• Aim of the exercise
In the material below, the lines containing the word "checkmark" are required; copy each of them.

┄┄┄┄┄┄┄┄┄┄

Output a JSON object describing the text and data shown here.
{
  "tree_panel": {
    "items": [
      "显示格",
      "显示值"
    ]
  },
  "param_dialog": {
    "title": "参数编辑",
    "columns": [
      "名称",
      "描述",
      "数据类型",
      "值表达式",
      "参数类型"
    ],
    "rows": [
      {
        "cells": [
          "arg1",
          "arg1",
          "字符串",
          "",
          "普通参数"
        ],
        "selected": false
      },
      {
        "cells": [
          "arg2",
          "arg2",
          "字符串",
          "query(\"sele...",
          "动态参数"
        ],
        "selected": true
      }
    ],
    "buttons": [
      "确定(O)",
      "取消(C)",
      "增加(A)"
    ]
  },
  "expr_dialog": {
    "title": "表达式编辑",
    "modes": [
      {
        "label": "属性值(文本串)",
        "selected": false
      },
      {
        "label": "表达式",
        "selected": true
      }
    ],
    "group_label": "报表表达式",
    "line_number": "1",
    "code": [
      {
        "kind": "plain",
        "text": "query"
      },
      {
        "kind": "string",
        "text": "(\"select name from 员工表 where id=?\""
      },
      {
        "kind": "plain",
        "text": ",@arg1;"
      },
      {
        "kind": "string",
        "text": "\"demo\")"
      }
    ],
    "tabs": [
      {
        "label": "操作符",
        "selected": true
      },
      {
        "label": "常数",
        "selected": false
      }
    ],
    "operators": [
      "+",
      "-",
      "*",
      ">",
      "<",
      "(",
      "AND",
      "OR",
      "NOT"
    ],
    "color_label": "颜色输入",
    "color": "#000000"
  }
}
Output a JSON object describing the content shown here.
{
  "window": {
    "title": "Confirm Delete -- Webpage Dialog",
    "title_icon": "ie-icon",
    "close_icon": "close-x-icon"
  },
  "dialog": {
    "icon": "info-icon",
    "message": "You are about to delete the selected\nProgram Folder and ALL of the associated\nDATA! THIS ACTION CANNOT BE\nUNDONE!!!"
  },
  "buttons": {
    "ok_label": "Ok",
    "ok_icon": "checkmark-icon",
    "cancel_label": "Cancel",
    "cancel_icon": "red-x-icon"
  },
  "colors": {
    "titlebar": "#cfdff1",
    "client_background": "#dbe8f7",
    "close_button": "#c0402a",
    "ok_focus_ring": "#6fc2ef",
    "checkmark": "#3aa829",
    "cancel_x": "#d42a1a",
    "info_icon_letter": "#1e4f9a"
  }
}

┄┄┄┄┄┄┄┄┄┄

• Task response
    "ok_icon": "checkmark-icon",
    "checkmark": "#3aa829",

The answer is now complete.